Services already exist in Britain that provide the help and support for affected others that family members and friends identified. But figures for national gambling support services show low take-up of help by adult affected others, who only make up around 14% of their service users. Similarly, in a 2021 online survey of 18,038 GB adults, 78% of affected others said they had not sought any type of advice or support for themselves. In addition, some newer services only serve certain geographical areas or groups, meaning that access is limited despite high needs. The scale of potential harm to family members and friends from an individual’s gambling problems, coupled with low levels of help-seeking by affected others, highlights the need for strategic efforts to support this group.

Policy recommendations

This briefing proposes four key recommendations for those who commission and deliver gambling harm support services, and for public health campaigns to reduce gambling harms:

  • Specific services for affected others should be included in strategic commissioning plans e.g. the NHS Long Term Plan and the National Gambling Treatment Service, as well as increased funding for other types of provision.
  • Making sure there is ‘no wrong door’ for people who seek help, whether they are someone who gambles or an affected other. Gambling problems often co-occur with other issues such as mental health problems and debt problems offering opportunities for cross-referrals between organisations.
  • Regularly run public health campaigns about the impact of gambling problems on family members and friends, drawing on real-life, relatable stories and experiences.
  • Clear, targeted messaging about existing services that can provide the types of help and support family members and friends want and a simple way to find information online about the range of help available.

Key findings

From our data, family members and friends would value help and support in three areas:

  • Understanding what’s going on, e.g. hearing real-life stories from ‘people like me’ to help recognise early warning signs of gambling problems; understanding more about the motivators and behaviours around gambling.
  • How to talk about what’s going on, e.g. helping family members and friends to talk about gambling problems with the person who gambled; and other family members; and knowing what they could do to help their loved one.
  • Accessing specialist support and advice, e.g. emotional support through counselling or peer support; and practical support such as help to protect personal finances, or legal advice on access to children post-separation where there were concerns about their exposure to gambling and gambling harms.
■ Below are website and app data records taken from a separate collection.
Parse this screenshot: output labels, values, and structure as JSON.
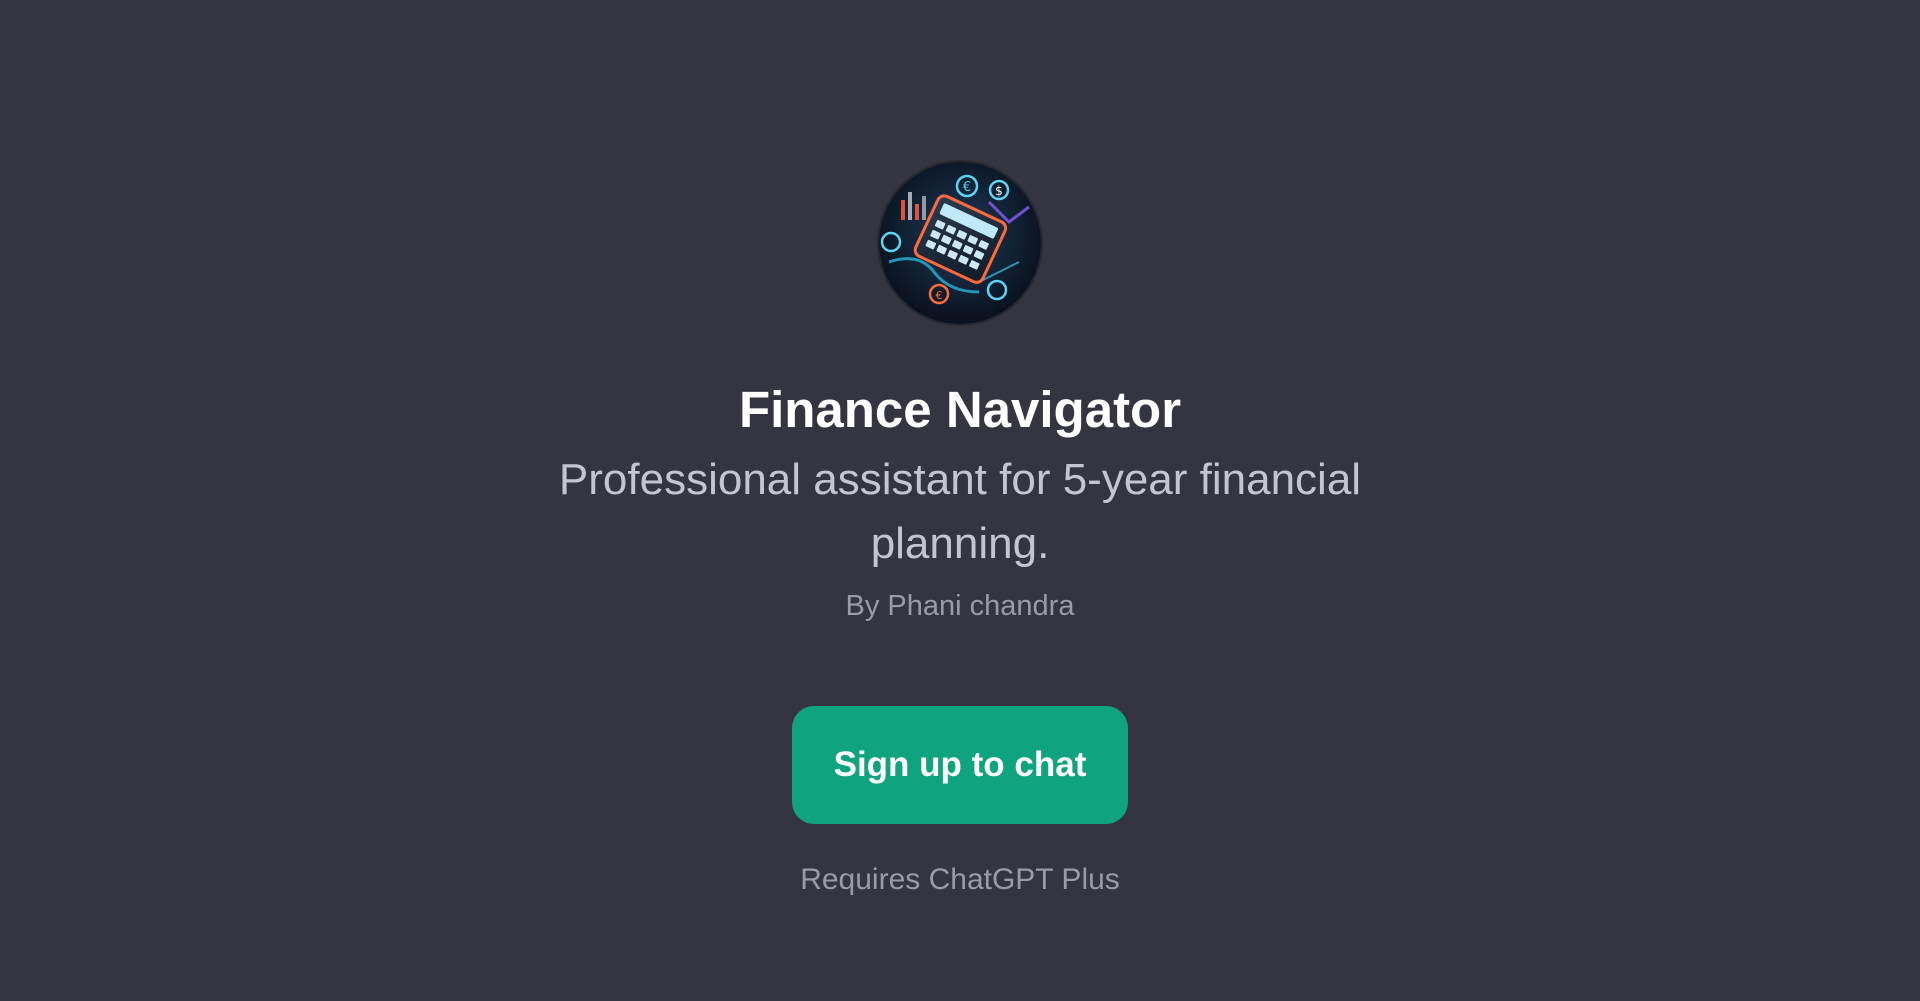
{
  "gpt": {
    "avatar_icon": "calculator-finance-icon",
    "name": "Finance Navigator",
    "description": "Professional assistant for 5-year financial planning.",
    "author": "By Phani chandra"
  },
  "cta": {
    "label": "Sign up to chat"
  },
  "footer": {
    "requirement": "Requires ChatGPT Plus"
  },
  "colors": {
    "background": "#343541",
    "accent": "#10a37f",
    "title": "#ffffff",
    "subtitle": "#c5c5d2",
    "muted": "#9a9aa8"
  }
}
Where the person who gambled was still within the close family circle, family members and friends were primarily interested in ‘getting help to help’ – in other words, accessing support that in turn could help them support the person who gambled. For ex-partners, the focus was much more on emotional and practical support to deal with the impact of gambling-related harms they personally experienced, particularly once the relationship had ended.

As ‘experts by experience’, affected family members and friends have invaluable knowledge and experience to input to a new generation of campaigns, messages and services to help prevent and reduce harms from gambling among all those who are negatively impacted.
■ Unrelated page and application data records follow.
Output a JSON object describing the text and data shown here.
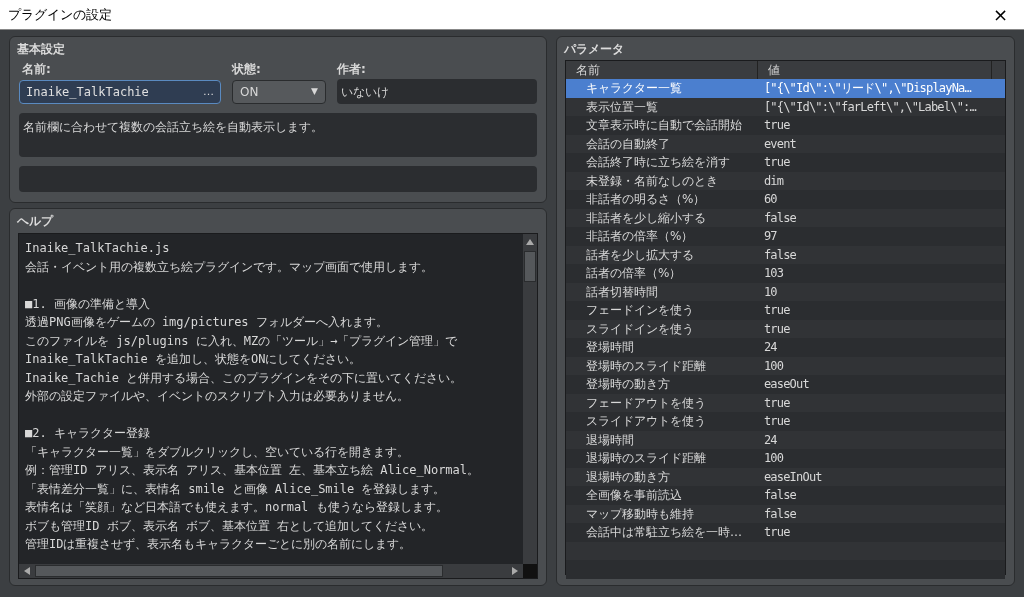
{
  "window": {
    "title": "プラグインの設定",
    "close": "×"
  },
  "basic": {
    "title": "基本設定",
    "name_label": "名前:",
    "name_value": "Inaike_TalkTachie",
    "name_button": "…",
    "status_label": "状態:",
    "status_value": "ON",
    "status_arrow": "▼",
    "author_label": "作者:",
    "author_value": "いないけ",
    "description": "名前欄に合わせて複数の会話立ち絵を自動表示します。"
  },
  "help": {
    "title": "ヘルプ",
    "paragraphs": [
      [
        "Inaike_TalkTachie.js",
        "会話・イベント用の複数立ち絵プラグインです。マップ画面で使用します。"
      ],
      [
        "■1. 画像の準備と導入",
        "透過PNG画像をゲームの img/pictures フォルダーへ入れます。",
        "このファイルを js/plugins に入れ、MZの「ツール」→「プラグイン管理」で",
        "Inaike_TalkTachie を追加し、状態をONにしてください。",
        "Inaike_Tachie と併用する場合、このプラグインをその下に置いてください。",
        "外部の設定ファイルや、イベントのスクリプト入力は必要ありません。"
      ],
      [
        "■2. キャラクター登録",
        "「キャラクター一覧」をダブルクリックし、空いている行を開きます。",
        "例：管理ID アリス、表示名 アリス、基本位置 左、基本立ち絵 Alice_Normal。",
        "「表情差分一覧」に、表情名 smile と画像 Alice_Smile を登録します。",
        "表情名は「笑顔」など日本語でも使えます。normal も使うなら登録します。",
        "ボブも管理ID ボブ、表示名 ボブ、基本位置 右として追加してください。",
        "管理IDは重複させず、表示名もキャラクターごとに別の名前にします。"
      ]
    ]
  },
  "parameters": {
    "title": "パラメータ",
    "columns": [
      "名前",
      "値"
    ],
    "rows": [
      {
        "name": "キャラクター一覧",
        "value": "[\"{\\\"Id\\\":\\\"リード\\\",\\\"DisplayNa…",
        "selected": true
      },
      {
        "name": "表示位置一覧",
        "value": "[\"{\\\"Id\\\":\\\"farLeft\\\",\\\"Label\\\":…",
        "selected": false
      },
      {
        "name": "文章表示時に自動で会話開始",
        "value": "true",
        "selected": false
      },
      {
        "name": "会話の自動終了",
        "value": "event",
        "selected": false
      },
      {
        "name": "会話終了時に立ち絵を消す",
        "value": "true",
        "selected": false
      },
      {
        "name": "未登録・名前なしのとき",
        "value": "dim",
        "selected": false
      },
      {
        "name": "非話者の明るさ（%）",
        "value": "60",
        "selected": false
      },
      {
        "name": "非話者を少し縮小する",
        "value": "false",
        "selected": false
      },
      {
        "name": "非話者の倍率（%）",
        "value": "97",
        "selected": false
      },
      {
        "name": "話者を少し拡大する",
        "value": "false",
        "selected": false
      },
      {
        "name": "話者の倍率（%）",
        "value": "103",
        "selected": false
      },
      {
        "name": "話者切替時間",
        "value": "10",
        "selected": false
      },
      {
        "name": "フェードインを使う",
        "value": "true",
        "selected": false
      },
      {
        "name": "スライドインを使う",
        "value": "true",
        "selected": false
      },
      {
        "name": "登場時間",
        "value": "24",
        "selected": false
      },
      {
        "name": "登場時のスライド距離",
        "value": "100",
        "selected": false
      },
      {
        "name": "登場時の動き方",
        "value": "easeOut",
        "selected": false
      },
      {
        "name": "フェードアウトを使う",
        "value": "true",
        "selected": false
      },
      {
        "name": "スライドアウトを使う",
        "value": "true",
        "selected": false
      },
      {
        "name": "退場時間",
        "value": "24",
        "selected": false
      },
      {
        "name": "退場時のスライド距離",
        "value": "100",
        "selected": false
      },
      {
        "name": "退場時の動き方",
        "value": "easeInOut",
        "selected": false
      },
      {
        "name": "全画像を事前読込",
        "value": "false",
        "selected": false
      },
      {
        "name": "マップ移動時も維持",
        "value": "false",
        "selected": false
      },
      {
        "name": "会話中は常駐立ち絵を一時…",
        "value": "true",
        "selected": false
      }
    ]
  }
}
‘For me it was difficult to understand, I could see that he had a problem, that he had to gamble, in the end he was stealing money to do it. But I just didn’t really know what triggers were in his mind.’  

Woman whose nephew has a gambling problem

Further information

Research report: The family dynamics of gambling harms, by Sharon Collard, Sara Davies and Katie Cross.

Contact the researchers

Professor Sharon Collard, Chair in Personal Finance and Co-Director of Bristol Hub for Gambling Harms Research, University of Bristol:

Edit this page